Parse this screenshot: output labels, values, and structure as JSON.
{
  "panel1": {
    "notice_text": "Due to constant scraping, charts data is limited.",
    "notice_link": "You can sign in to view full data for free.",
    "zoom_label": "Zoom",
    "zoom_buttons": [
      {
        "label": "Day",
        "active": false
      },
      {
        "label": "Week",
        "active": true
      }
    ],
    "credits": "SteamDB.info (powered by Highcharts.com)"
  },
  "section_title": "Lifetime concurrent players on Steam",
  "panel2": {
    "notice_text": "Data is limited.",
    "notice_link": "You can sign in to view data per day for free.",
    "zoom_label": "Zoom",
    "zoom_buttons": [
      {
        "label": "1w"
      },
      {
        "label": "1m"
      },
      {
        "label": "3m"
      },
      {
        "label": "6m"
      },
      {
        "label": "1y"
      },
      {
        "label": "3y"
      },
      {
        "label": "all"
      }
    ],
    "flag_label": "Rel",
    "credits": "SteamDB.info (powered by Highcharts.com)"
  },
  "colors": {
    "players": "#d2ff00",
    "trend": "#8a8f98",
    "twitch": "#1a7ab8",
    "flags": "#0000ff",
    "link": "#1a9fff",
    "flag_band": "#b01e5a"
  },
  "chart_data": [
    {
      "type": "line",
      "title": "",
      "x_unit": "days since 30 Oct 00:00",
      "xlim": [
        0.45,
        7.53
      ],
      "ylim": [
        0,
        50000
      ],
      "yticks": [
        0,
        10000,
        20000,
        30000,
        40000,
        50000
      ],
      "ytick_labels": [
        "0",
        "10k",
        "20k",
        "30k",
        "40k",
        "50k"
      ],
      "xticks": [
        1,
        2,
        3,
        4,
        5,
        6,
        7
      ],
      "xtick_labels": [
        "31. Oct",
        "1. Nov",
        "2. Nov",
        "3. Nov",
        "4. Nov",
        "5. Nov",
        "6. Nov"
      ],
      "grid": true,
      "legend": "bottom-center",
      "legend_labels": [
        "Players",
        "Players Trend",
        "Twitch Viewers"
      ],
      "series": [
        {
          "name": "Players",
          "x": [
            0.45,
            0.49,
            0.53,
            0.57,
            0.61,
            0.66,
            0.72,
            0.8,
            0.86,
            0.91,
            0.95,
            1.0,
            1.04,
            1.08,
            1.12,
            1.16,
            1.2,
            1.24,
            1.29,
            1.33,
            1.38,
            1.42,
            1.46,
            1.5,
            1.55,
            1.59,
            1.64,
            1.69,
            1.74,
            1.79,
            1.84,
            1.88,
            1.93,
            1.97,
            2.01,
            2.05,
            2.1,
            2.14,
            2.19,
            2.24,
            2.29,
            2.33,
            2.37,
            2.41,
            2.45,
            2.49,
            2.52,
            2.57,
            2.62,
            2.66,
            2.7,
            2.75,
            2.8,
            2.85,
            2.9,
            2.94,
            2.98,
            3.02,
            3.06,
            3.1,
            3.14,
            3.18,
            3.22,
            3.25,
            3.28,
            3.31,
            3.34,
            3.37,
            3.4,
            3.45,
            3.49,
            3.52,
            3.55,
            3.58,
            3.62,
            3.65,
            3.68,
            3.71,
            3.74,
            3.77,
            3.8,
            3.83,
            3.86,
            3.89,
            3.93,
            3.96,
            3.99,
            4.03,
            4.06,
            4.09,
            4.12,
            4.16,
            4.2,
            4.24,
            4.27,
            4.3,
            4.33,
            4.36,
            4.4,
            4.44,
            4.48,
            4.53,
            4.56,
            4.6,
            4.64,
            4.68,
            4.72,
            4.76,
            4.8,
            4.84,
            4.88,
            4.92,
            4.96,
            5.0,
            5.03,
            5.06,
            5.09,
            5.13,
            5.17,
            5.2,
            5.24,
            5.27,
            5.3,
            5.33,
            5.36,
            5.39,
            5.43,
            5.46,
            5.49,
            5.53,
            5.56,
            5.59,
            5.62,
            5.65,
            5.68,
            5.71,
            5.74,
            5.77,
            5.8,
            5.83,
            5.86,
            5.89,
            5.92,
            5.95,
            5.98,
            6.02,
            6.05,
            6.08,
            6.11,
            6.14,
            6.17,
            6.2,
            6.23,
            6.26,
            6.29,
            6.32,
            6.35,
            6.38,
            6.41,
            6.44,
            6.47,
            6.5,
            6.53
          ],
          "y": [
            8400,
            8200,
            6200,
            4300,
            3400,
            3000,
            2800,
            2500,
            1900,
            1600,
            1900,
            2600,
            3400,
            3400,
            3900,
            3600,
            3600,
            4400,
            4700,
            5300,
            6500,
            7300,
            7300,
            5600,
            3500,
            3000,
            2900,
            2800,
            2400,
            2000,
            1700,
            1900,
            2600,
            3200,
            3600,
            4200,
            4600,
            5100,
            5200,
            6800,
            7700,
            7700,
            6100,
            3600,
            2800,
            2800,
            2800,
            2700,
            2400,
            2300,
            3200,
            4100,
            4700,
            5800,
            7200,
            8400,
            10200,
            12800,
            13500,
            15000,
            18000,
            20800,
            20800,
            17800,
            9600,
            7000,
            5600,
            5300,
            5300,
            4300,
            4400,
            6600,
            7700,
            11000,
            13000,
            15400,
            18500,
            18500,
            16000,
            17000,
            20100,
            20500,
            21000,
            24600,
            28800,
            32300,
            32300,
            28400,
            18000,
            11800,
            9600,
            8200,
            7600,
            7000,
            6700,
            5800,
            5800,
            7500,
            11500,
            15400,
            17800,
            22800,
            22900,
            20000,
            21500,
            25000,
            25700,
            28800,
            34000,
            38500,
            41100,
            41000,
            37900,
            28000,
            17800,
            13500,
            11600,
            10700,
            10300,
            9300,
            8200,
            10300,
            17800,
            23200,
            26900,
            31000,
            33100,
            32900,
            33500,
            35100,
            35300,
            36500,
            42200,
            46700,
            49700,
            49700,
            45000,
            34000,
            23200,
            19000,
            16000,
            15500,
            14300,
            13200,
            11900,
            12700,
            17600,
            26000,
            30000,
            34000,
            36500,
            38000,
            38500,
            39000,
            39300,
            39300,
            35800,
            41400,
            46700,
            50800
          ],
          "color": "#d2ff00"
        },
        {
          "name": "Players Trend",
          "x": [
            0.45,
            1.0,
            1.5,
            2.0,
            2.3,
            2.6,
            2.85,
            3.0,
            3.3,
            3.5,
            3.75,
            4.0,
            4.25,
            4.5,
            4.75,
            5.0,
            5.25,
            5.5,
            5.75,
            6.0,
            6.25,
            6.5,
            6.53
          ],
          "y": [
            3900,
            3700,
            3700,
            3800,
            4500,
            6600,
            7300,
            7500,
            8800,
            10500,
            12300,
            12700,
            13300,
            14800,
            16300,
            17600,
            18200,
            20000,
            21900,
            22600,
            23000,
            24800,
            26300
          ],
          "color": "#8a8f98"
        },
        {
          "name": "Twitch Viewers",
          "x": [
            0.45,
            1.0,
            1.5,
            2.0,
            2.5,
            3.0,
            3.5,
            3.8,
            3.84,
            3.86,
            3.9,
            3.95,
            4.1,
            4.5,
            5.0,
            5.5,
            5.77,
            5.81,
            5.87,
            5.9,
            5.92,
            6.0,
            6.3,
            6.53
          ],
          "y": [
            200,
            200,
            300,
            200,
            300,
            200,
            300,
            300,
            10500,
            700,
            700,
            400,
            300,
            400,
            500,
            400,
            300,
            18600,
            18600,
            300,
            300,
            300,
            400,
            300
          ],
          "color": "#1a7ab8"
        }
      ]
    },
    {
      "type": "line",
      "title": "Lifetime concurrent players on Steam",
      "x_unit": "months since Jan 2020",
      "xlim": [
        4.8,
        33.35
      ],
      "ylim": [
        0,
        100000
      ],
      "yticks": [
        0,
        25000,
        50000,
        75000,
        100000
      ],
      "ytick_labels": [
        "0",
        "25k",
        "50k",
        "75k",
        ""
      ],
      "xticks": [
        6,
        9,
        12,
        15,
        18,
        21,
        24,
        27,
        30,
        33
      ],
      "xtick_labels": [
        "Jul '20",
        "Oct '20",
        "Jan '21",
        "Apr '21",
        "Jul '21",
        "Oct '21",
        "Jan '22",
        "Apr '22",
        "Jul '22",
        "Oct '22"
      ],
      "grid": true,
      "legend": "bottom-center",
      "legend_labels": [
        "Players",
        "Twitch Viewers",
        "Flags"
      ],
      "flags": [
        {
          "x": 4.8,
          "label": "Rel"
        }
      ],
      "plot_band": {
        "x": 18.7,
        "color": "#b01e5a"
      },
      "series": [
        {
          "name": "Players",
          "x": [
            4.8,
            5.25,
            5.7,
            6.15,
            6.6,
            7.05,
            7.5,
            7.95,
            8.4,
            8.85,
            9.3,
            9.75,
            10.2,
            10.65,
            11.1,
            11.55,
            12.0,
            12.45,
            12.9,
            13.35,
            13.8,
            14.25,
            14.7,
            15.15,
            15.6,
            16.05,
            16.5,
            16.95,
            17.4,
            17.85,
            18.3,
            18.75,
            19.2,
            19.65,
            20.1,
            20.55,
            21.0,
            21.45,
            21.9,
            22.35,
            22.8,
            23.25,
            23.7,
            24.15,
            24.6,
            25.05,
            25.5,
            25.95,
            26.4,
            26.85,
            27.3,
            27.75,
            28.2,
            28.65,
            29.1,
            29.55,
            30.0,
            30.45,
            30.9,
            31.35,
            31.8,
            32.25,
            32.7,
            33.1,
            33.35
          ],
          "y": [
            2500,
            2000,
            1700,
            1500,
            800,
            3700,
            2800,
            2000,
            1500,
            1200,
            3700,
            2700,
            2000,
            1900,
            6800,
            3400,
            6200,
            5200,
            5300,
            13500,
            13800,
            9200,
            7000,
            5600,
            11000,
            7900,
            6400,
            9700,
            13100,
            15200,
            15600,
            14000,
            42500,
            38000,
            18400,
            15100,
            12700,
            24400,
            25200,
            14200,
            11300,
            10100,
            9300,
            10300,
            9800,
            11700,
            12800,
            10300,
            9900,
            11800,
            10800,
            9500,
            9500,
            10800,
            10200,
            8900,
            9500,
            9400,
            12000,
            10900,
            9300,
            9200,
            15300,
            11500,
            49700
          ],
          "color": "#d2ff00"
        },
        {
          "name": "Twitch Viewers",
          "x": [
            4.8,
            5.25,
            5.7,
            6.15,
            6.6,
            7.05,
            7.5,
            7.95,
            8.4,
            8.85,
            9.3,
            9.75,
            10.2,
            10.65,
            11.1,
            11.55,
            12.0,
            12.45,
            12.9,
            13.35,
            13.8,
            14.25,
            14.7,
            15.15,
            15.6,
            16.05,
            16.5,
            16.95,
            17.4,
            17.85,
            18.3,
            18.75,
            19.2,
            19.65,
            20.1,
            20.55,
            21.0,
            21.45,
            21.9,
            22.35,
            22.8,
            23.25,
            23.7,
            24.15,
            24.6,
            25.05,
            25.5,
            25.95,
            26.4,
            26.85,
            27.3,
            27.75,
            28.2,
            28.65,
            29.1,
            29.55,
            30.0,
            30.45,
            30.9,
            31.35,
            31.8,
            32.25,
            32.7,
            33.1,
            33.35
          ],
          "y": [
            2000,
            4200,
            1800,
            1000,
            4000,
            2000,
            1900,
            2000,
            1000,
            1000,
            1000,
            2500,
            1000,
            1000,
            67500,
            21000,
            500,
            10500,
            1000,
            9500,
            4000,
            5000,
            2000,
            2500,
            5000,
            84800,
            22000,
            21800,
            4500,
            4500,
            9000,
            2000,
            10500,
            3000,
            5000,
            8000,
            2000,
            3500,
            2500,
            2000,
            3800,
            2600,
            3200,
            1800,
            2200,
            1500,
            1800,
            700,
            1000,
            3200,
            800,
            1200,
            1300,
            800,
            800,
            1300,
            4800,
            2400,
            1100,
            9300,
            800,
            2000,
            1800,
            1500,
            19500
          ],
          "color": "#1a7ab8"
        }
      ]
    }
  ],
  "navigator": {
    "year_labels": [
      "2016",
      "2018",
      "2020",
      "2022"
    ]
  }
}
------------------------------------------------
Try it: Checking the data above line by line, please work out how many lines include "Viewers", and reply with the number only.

Response below: 4